  1. Astronomers use computer models to create a theoretical HR Diagram for a population of stars with a specific age, say 500 million years. Instead of plotting the individual points, they plot a line that goes through the points of all of the stars in the HR diagram. Since this line indicates the positions of stars with a specific age, it is called an isochrone.
  2. Astronomers plot the observed colors and luminosities for the stars in a star cluster.
  3. You find the best match between a theoretical isochrone and the stars in your cluster, and that tells you the age of the cluster.
HR diagram with Main Sequence fits for open clusters of different ages based on the Main Sequence Turn-off point in each.
Figure 7.10: HR diagram with Main Sequence fits for open clusters of different ages

If you compare the HR diagrams for stages 1-3, these are very similar to the HR diagrams for open clusters. The HR diagram for stage 6 appears to be very similar to that of a globular cluster. Thus, we can conclude that open clusters are young (usually a few tens of millions or hundreds of millions of years old), while globular clusters are very old (typically about 12-13 billion years old). In the image above, you can see a schematic HR diagram with plots of lines that represent the Main Sequence for a number of open clusters. From the location of the Main Sequence Turn-Off, you can see that NGC 2362 is the youngest, then h & χ Persei, and M67 is the oldest of the clusters.

This realization explains several of the other observations that we made of the differences between these two types of clusters. Since open clusters are young, they have not had a chance to move very far from the location where they were born. Thus, there is likely to be leftover material from the molecular clouds in which they formed nearby (which creates the reflection nebulae seen in the Pleiades). The intense radiation from the bright O & B stars in the open clusters can ionize the nearby gas, creating emission nebulae nearby, as well. The light from an open cluster is dominated by the brightest stars in the cluster, which are O & B Main Sequence stars, since no red giants have formed yet. Thus, open clusters should be quite blue.

Since globular clusters are old, they are not found near the regions in which they formed. There is no gas in their vicinity. Even if there was, the stars in globular clusters do not emit much ultraviolet light capable of creating emission nebulae. Thus, we do not expect to find emission nebulae surrounding globular clusters. There are no blue Main Sequence stars left, so the light from a globular cluster should be dominated by the brightest red giants, leading to their very red appearance.

Lastly, we can also explain the difference in chemical composition between open cluster stars and globular cluster stars. Originally, all of the gas in the universe contained few elements heavier than helium.
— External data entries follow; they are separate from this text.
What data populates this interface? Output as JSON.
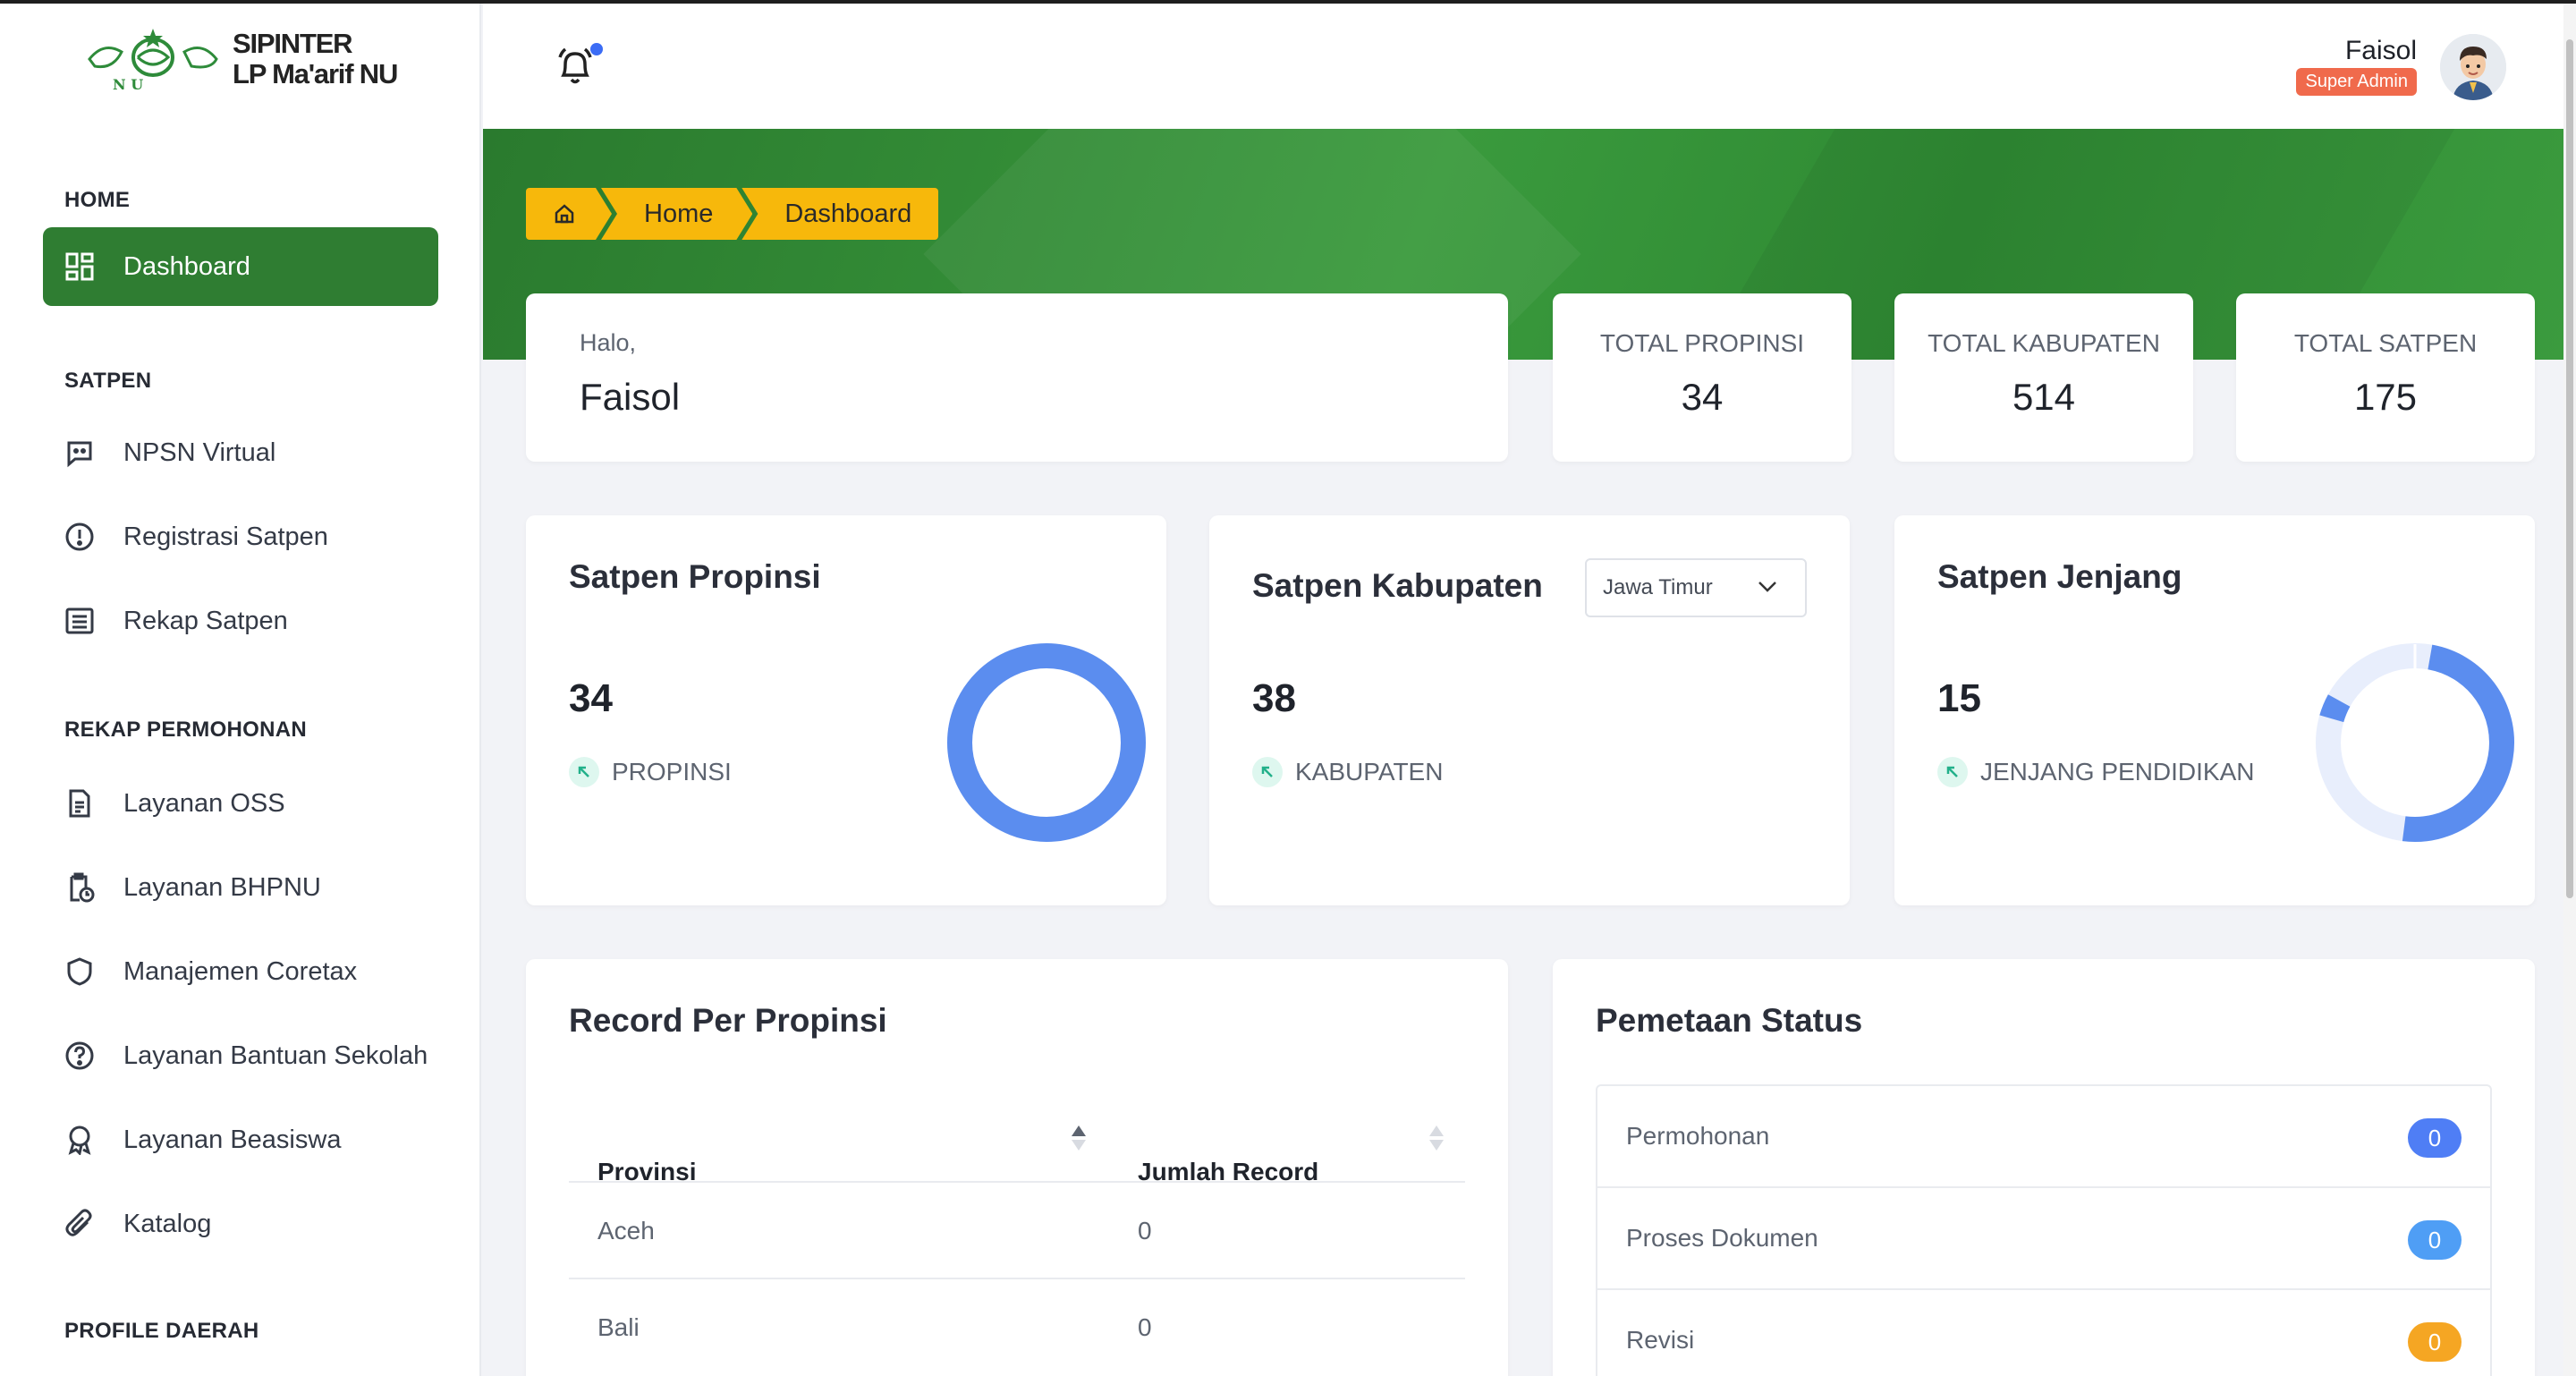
{
  "brand": {
    "line1": "SIPINTER",
    "line2": "LP Ma'arif NU",
    "logo_letters": "N U"
  },
  "user": {
    "name": "Faisol",
    "role": "Super Admin"
  },
  "sidebar": {
    "sections": [
      {
        "label": "HOME"
      },
      {
        "label": "SATPEN"
      },
      {
        "label": "REKAP PERMOHONAN"
      },
      {
        "label": "PROFILE DAERAH"
      }
    ],
    "items": [
      {
        "label": "Dashboard",
        "icon": "dashboard-icon"
      },
      {
        "label": "NPSN Virtual",
        "icon": "message-icon"
      },
      {
        "label": "Registrasi Satpen",
        "icon": "alert-circle-icon"
      },
      {
        "label": "Rekap Satpen",
        "icon": "list-icon"
      },
      {
        "label": "Layanan OSS",
        "icon": "file-icon"
      },
      {
        "label": "Layanan BHPNU",
        "icon": "clipboard-clock-icon"
      },
      {
        "label": "Manajemen Coretax",
        "icon": "shield-icon"
      },
      {
        "label": "Layanan Bantuan Sekolah",
        "icon": "help-circle-icon"
      },
      {
        "label": "Layanan Beasiswa",
        "icon": "award-icon"
      },
      {
        "label": "Katalog",
        "icon": "paperclip-icon"
      }
    ]
  },
  "breadcrumb": {
    "home_icon": "home-icon",
    "items": [
      "Home",
      "Dashboard"
    ]
  },
  "greeting": {
    "label": "Halo,",
    "name": "Faisol"
  },
  "stats": [
    {
      "label": "TOTAL PROPINSI",
      "value": "34"
    },
    {
      "label": "TOTAL KABUPATEN",
      "value": "514"
    },
    {
      "label": "TOTAL SATPEN",
      "value": "175"
    }
  ],
  "widgets": {
    "propinsi": {
      "title": "Satpen Propinsi",
      "value": "34",
      "sub": "PROPINSI"
    },
    "kabupaten": {
      "title": "Satpen Kabupaten",
      "value": "38",
      "sub": "KABUPATEN",
      "select_value": "Jawa Timur"
    },
    "jenjang": {
      "title": "Satpen Jenjang",
      "value": "15",
      "sub": "JENJANG PENDIDIKAN"
    }
  },
  "record_table": {
    "title": "Record Per Propinsi",
    "columns": [
      "Provinsi",
      "Jumlah Record"
    ],
    "rows": [
      {
        "provinsi": "Aceh",
        "jumlah": "0"
      },
      {
        "provinsi": "Bali",
        "jumlah": "0"
      }
    ]
  },
  "status_map": {
    "title": "Pemetaan Status",
    "rows": [
      {
        "label": "Permohonan",
        "count": "0",
        "color": "#4f7ef5"
      },
      {
        "label": "Proses Dokumen",
        "count": "0",
        "color": "#4f9ef5"
      },
      {
        "label": "Revisi",
        "count": "0",
        "color": "#f5a623"
      }
    ]
  },
  "colors": {
    "primary_green": "#2f7d32",
    "accent_yellow": "#f7b80b",
    "donut_blue": "#5b8def",
    "role_badge": "#f06a4c"
  }
}
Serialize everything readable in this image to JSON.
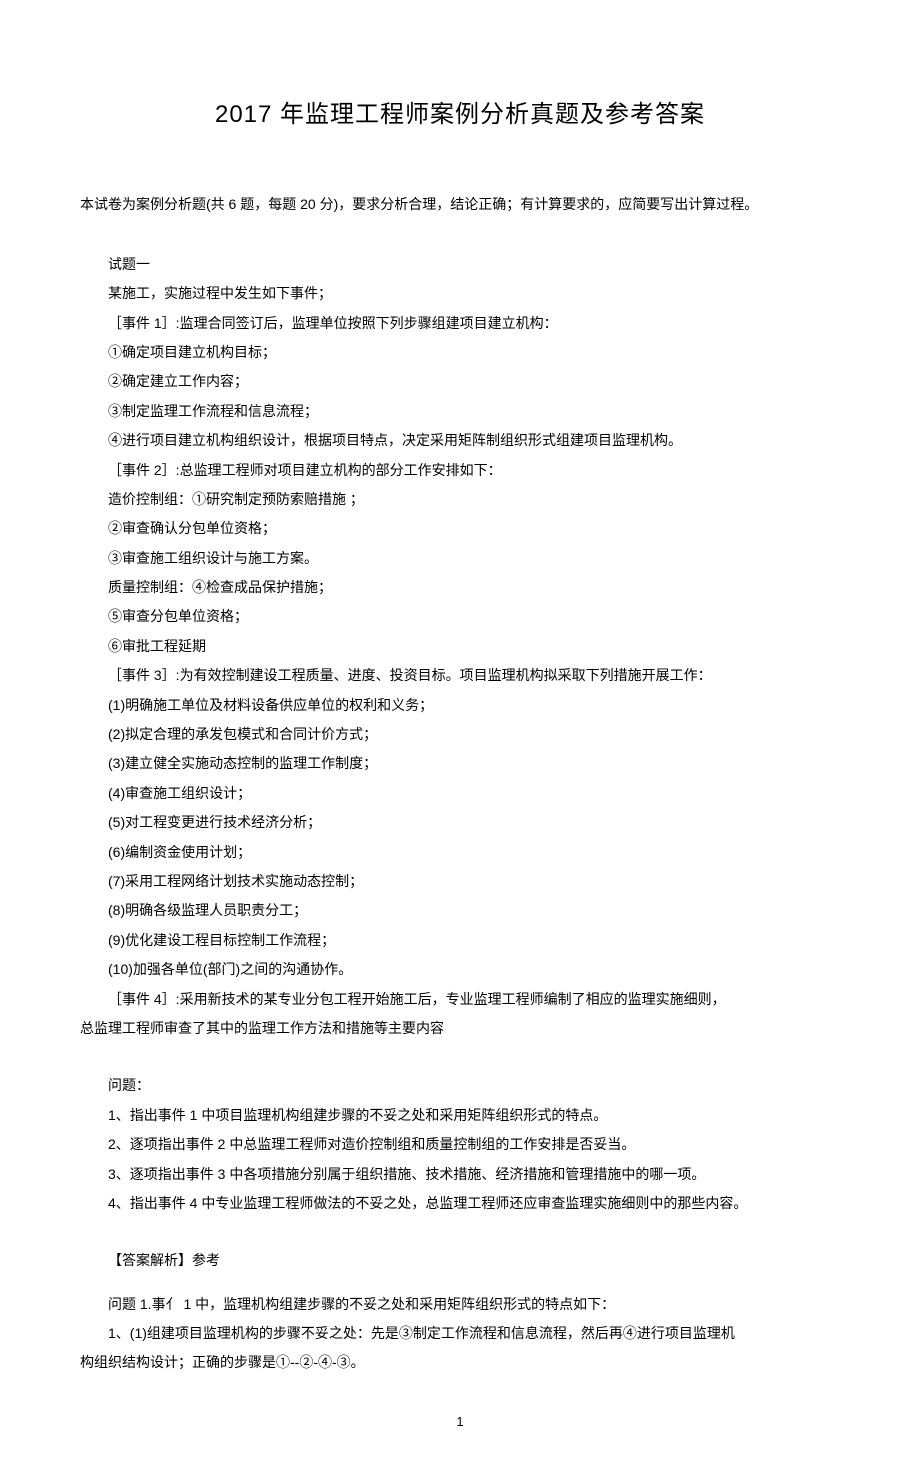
{
  "title": "2017 年监理工程师案例分析真题及参考答案",
  "intro": "本试卷为案例分析题(共 6 题，每题 20 分)，要求分析合理，结论正确；有计算要求的，应简要写出计算过程。",
  "section1": {
    "h": "试题一",
    "p1": "某施工，实施过程中发生如下事件；",
    "e1": "［事件 1］:监理合同签订后，监理单位按照下列步骤组建项目建立机构：",
    "e1_1": "①确定项目建立机构目标；",
    "e1_2": "②确定建立工作内容；",
    "e1_3": "③制定监理工作流程和信息流程；",
    "e1_4": "④进行项目建立机构组织设计，根据项目特点，决定采用矩阵制组织形式组建项目监理机构。",
    "e2": "［事件 2］:总监理工程师对项目建立机构的部分工作安排如下：",
    "e2_1": "造价控制组：①研究制定预防索赔措施 ；",
    "e2_2": "②审查确认分包单位资格；",
    "e2_3": "③审查施工组织设计与施工方案。",
    "e2_4": "质量控制组：④检查成品保护措施；",
    "e2_5": "⑤审查分包单位资格；",
    "e2_6": "⑥审批工程延期",
    "e3": "［事件 3］:为有效控制建设工程质量、进度、投资目标。项目监理机构拟采取下列措施开展工作：",
    "e3_1": "(1)明确施工单位及材料设备供应单位的权利和义务；",
    "e3_2": "(2)拟定合理的承发包模式和合同计价方式；",
    "e3_3": "(3)建立健全实施动态控制的监理工作制度；",
    "e3_4": "(4)审查施工组织设计；",
    "e3_5": "(5)对工程变更进行技术经济分析；",
    "e3_6": "(6)编制资金使用计划；",
    "e3_7": "(7)采用工程网络计划技术实施动态控制；",
    "e3_8": "(8)明确各级监理人员职责分工；",
    "e3_9": "(9)优化建设工程目标控制工作流程；",
    "e3_10": "(10)加强各单位(部门)之间的沟通协作。",
    "e4": "［事件 4］:采用新技术的某专业分包工程开始施工后，专业监理工程师编制了相应的监理实施细则，",
    "e4b": "总监理工程师审查了其中的监理工作方法和措施等主要内容"
  },
  "questions": {
    "h": "问题：",
    "q1": "1、指出事件 1 中项目监理机构组建步骤的不妥之处和采用矩阵组织形式的特点。",
    "q2": "2、逐项指出事件 2 中总监理工程师对造价控制组和质量控制组的工作安排是否妥当。",
    "q3": "3、逐项指出事件 3 中各项措施分别属于组织措施、技术措施、经济措施和管理措施中的哪一项。",
    "q4": "4、指出事件 4 中专业监理工程师做法的不妥之处，总监理工程师还应审查监理实施细则中的那些内容。"
  },
  "answers": {
    "h": "【答案解析】参考",
    "a1": "问题 1.事亻 1 中，监理机构组建步骤的不妥之处和采用矩阵组织形式的特点如下：",
    "a1_1": "1、(1)组建项目监理机构的步骤不妥之处：先是③制定工作流程和信息流程，然后再④进行项目监理机",
    "a1_2": "构组织结构设计；正确的步骤是①--②-④-③。"
  },
  "pagenum": "1"
}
However, as we learned in our study of stellar evolution, heavier elements are created in massive stars and dispersed when they go supernova. Therefore, as time goes on, later generations of stars should contain higher and higher concentrations of heavy elements. Since globular clusters are 12 billion years old, their atmospheres reflect the makeup of the primordial gas from which they formed. Since open clusters have formed relatively recently, they have 10-100 times more heavy elements in their atmospheres.

One question that we have not yet answered is why the Sun is so apparently isolated. If all stars form out of molecular clouds that form many stars at once, why are there not several hundred stars nearby? The reason has something to do with the density differences between star clusters. Remember, open clusters look “fluffy. " That is, they are not very concentrated. Globular clusters, on the other hand, are very densely packed with stars. In open clusters, the gravitational pull of all the stars taken together is not strong enough to keep the stars bound to the cluster. Over time, the individual stars in open clusters drift away, and the cluster dissolves. The gravitational pull by the cluster on the stars in a globular cluster is much stronger, so these clusters are able to retain most of their stars for billions of years. It is likely that the Sun did form as part of an open cluster, but since the Sun is now about 5 billion years old, it has long ago drifted away from the stars that formed out of the same cloud.